But a couple of natural disasters had other ideas. With rain plaguing the area leading up to the event, Plainfield was turned into a playground for most of the top players in the game, as Dustin Johnson won the event with a score of 19-under for 54 holes.
While the course wasn't exactly holding the players back, Jim Nantz tried to put things in perspective by letting viewers in on why the course was playing so easy for the week.
"Members weren't expecting players to go this low," Nantz said. "This is a great old course, and this week isn't a great reflection of the teeth of the golf course, because it's lift, clean and place. Plus, the course is saturated from all the rain; that's a big reason why it's target practice for the players."
Nick Faldo said the weather was a big reason why Dustin Johnson was having so much success on the course, despite his less-than-stellar short game.
"The course has some real abrupt slopes that I've never seen before," Faldo said. "Back in my era, really long hitters would have trouble on a course like this that measures under 7,000 yards, because they'd bomb it out there and be stuck with those awkward 40-yard chips. Dustin doesn't have that problem because he can drive the green."
Long putter talk
Next to Keegan Bradley's victory at the PGA Championship and Steve Williams' dig at Tiger Woods at the WGC-Bridgestone, the long putter was the most talked about golf topic in the month of August.
It's not hard to see why, after Bradley, Scott and Webb Simpson made it three wins in a row for the long putter. Not surprisingly, it was one of the first topics of discussion during Thursday's first round.
"First there was [Adam] Scott, then Bradley at the PGA, followed by Webb Simpson at the Wyndham," said the Golf Channel's Rich Lerner. "It used to be that the club was a last resort for 40-somethings who were losing their touch. But now it seems like everyone is giving the putter a try."
Nick Faldo seemed to agree with Lerner's comments about the old stigma attached with the club. But like most players, including Faldo, who also tried out the belly putter, you'll try anything to get your stroke back.
"Exactly, there was always some shame or embarrassment for using one, because you were basically admitting that you'd lost your touch or stroke. But these guys now go to their key brand manufacturers and get on their computers and say 'guess what, you can get your best stroke with whatever length you need.'"
Faldo, Feherty produce comedy gems
Hurricane Irene may have been breathing down The Barclays' back for most of the week, but that didn't keep Nick Faldo and David Feherty from producing some comedy gems early in the week.
Faldo, watching Phil Mickelson hitting balls on the range in white slacks, decided to take a dig at Lefty, who obviously didn't plan for the rain when he packed his clothes for the week.
"Good choice of trousers, Phil," Faldo said. "He went with white on a day like today. I mean, he's just so carefree, isn't he? He probably owns his own dry cleaning company, or something like that. At least he's got his crocodile shoes that are probably waterproof."
Feherty later produced some comedy gold of his own, as he talked about Luke Donald's consistent finishes this year on the PGA and European tours.
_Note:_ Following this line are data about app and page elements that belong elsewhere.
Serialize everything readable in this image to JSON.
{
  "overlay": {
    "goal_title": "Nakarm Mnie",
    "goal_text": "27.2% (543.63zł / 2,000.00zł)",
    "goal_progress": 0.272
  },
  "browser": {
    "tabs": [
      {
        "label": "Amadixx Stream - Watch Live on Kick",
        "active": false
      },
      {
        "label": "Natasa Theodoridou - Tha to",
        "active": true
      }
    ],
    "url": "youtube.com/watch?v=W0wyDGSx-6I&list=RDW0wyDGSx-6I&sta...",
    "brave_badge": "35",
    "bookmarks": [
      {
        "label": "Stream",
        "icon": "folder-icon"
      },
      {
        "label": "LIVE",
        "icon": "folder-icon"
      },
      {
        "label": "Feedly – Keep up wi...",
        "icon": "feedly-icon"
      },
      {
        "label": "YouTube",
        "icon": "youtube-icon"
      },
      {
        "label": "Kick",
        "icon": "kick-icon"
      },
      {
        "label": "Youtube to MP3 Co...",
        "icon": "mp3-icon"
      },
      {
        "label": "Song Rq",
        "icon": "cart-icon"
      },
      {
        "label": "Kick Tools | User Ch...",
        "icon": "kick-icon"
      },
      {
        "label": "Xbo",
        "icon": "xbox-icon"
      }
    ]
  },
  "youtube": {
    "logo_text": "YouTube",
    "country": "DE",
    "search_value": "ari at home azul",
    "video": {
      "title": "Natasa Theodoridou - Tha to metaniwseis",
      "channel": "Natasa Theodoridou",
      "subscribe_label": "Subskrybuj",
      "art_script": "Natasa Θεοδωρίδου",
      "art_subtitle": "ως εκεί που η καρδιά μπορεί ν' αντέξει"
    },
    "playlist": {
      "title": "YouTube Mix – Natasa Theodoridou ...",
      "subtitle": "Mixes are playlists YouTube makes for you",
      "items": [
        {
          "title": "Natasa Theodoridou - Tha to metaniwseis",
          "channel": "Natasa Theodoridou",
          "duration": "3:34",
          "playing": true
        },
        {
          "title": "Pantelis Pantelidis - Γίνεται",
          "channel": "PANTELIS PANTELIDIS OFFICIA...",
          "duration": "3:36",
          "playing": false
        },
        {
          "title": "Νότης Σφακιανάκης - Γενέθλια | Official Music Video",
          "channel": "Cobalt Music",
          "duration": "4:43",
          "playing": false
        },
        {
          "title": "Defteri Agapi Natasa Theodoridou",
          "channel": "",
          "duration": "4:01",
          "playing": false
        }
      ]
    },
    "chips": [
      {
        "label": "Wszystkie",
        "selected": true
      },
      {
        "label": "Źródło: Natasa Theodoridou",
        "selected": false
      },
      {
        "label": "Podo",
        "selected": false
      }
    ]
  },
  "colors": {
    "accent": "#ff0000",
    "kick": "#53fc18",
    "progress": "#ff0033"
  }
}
"Well there's a lot more going there that most people don't know about ... like the fact that he's a human ATM," Feherty said. "I swiped my American Express card down the small of his back and got 500 bucks out."